Directions for this task: Go through the data below and return each line where the string "content" occurs.

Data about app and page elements

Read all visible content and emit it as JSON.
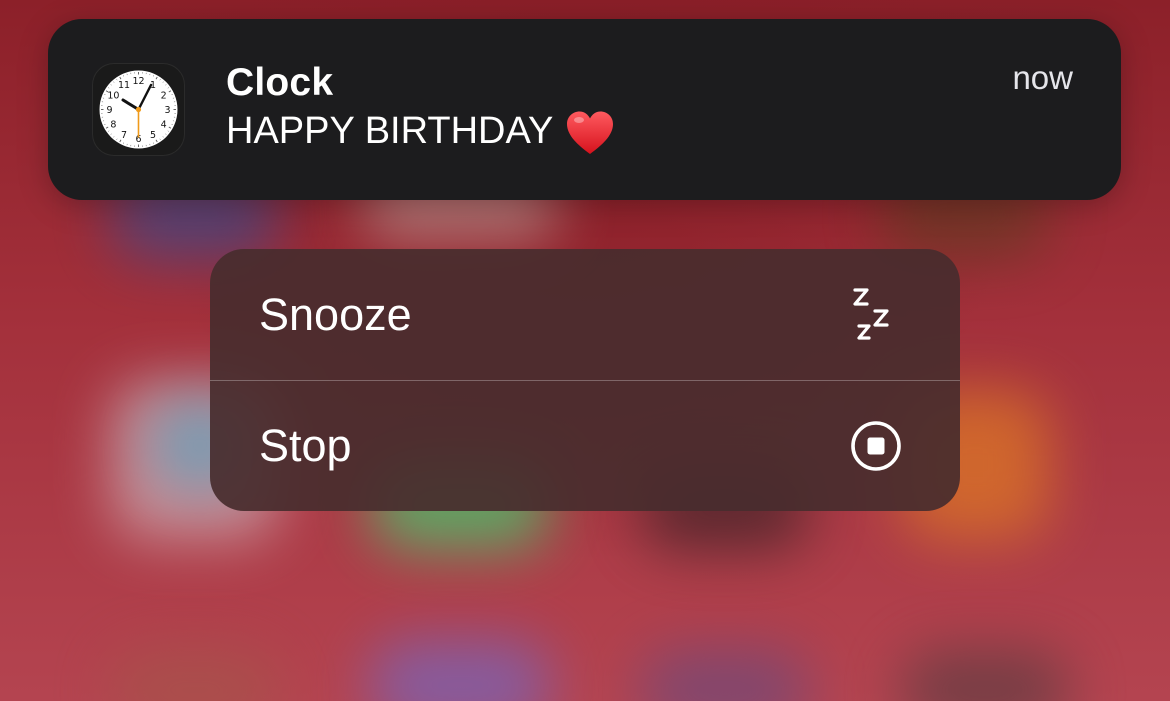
{
  "notification": {
    "app_name": "Clock",
    "message": "HAPPY BIRTHDAY",
    "emoji_icon": "heart-icon",
    "time": "now",
    "app_icon": "clock-app-icon",
    "clock_face_numbers": [
      "12",
      "1",
      "2",
      "3",
      "4",
      "5",
      "6",
      "7",
      "8",
      "9",
      "10",
      "11"
    ]
  },
  "actions": [
    {
      "label": "Snooze",
      "icon": "snooze-zzz-icon"
    },
    {
      "label": "Stop",
      "icon": "stop-circle-icon"
    }
  ],
  "colors": {
    "banner_background": "#1c1c1e",
    "menu_background": "#482d2e",
    "text": "#ffffff",
    "heart": "#e8222a",
    "clock_second_hand": "#f09a1a"
  }
}
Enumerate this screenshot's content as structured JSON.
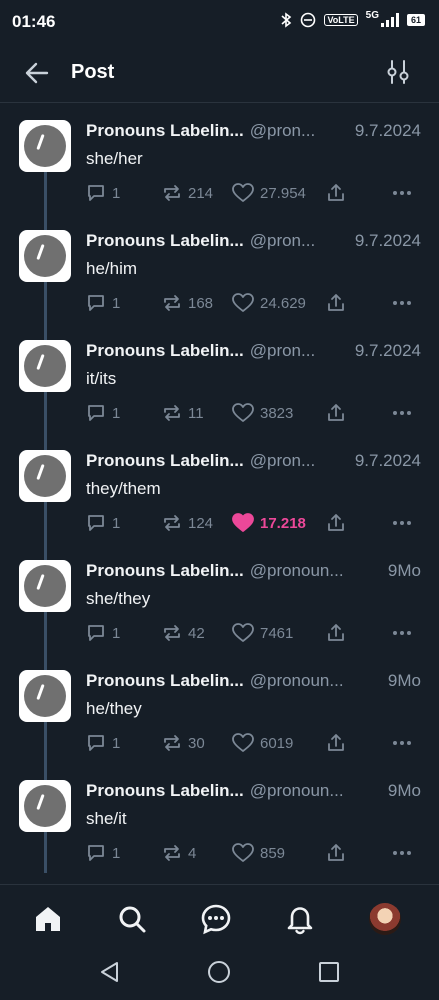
{
  "status_bar": {
    "time": "01:46",
    "network_label": "5G",
    "volte_label": "VoLTE",
    "battery": "61"
  },
  "header": {
    "title": "Post"
  },
  "posts": [
    {
      "author": "Pronouns Labelin...",
      "handle": "@pron...",
      "date": "9.7.2024",
      "text": "she/her",
      "replies": "1",
      "reposts": "214",
      "likes": "27.954",
      "liked": false
    },
    {
      "author": "Pronouns Labelin...",
      "handle": "@pron...",
      "date": "9.7.2024",
      "text": "he/him",
      "replies": "1",
      "reposts": "168",
      "likes": "24.629",
      "liked": false
    },
    {
      "author": "Pronouns Labelin...",
      "handle": "@pron...",
      "date": "9.7.2024",
      "text": "it/its",
      "replies": "1",
      "reposts": "11",
      "likes": "3823",
      "liked": false
    },
    {
      "author": "Pronouns Labelin...",
      "handle": "@pron...",
      "date": "9.7.2024",
      "text": "they/them",
      "replies": "1",
      "reposts": "124",
      "likes": "17.218",
      "liked": true
    },
    {
      "author": "Pronouns Labelin...",
      "handle": "@pronoun...",
      "date": "9Mo",
      "text": "she/they",
      "replies": "1",
      "reposts": "42",
      "likes": "7461",
      "liked": false
    },
    {
      "author": "Pronouns Labelin...",
      "handle": "@pronoun...",
      "date": "9Mo",
      "text": "he/they",
      "replies": "1",
      "reposts": "30",
      "likes": "6019",
      "liked": false
    },
    {
      "author": "Pronouns Labelin...",
      "handle": "@pronoun...",
      "date": "9Mo",
      "text": "she/it",
      "replies": "1",
      "reposts": "4",
      "likes": "859",
      "liked": false
    }
  ],
  "icons": {
    "back": "arrow-left-icon",
    "filter": "sliders-icon",
    "reply": "comment-icon",
    "repost": "repost-icon",
    "like": "heart-icon",
    "share": "share-icon",
    "more": "more-dots-icon",
    "home": "home-icon",
    "search": "search-icon",
    "chat": "chat-icon",
    "notifications": "bell-icon"
  },
  "colors": {
    "background": "#161e27",
    "liked": "#ec4899",
    "muted": "#7c8896",
    "thread_line": "#3a4f66"
  }
}
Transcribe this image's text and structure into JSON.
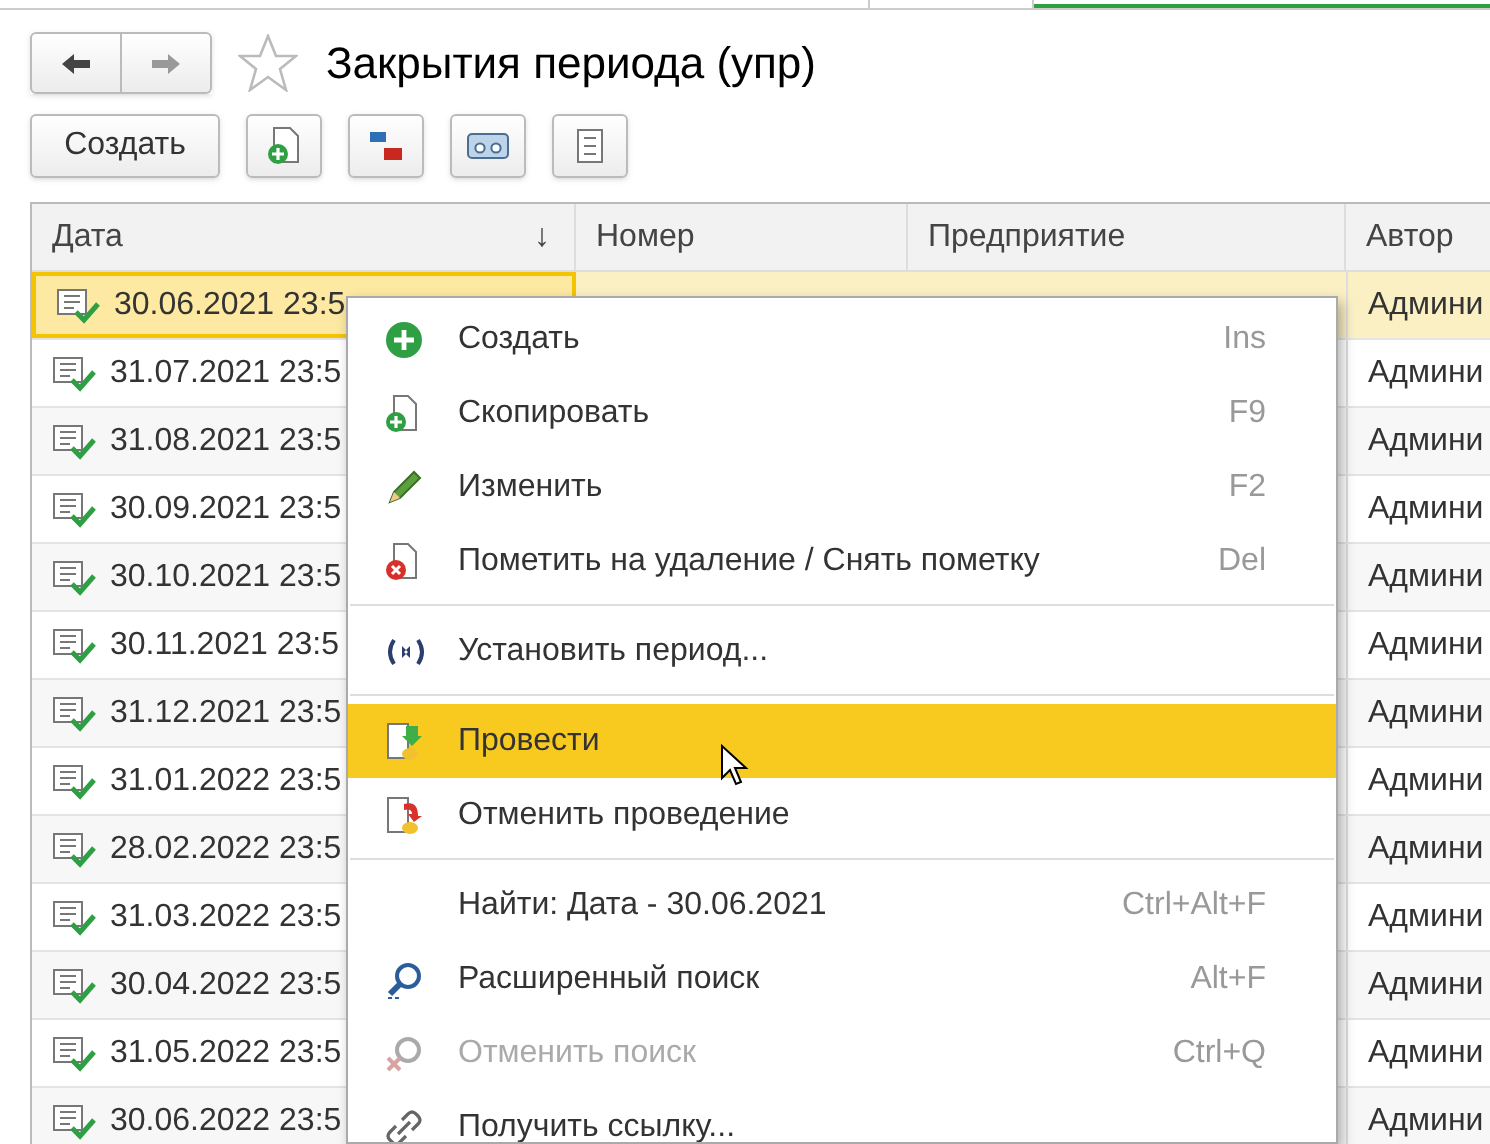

Result of the exercise:
Read all visible content and emit it as JSON.
Enumerate this screenshot's content as structured JSON.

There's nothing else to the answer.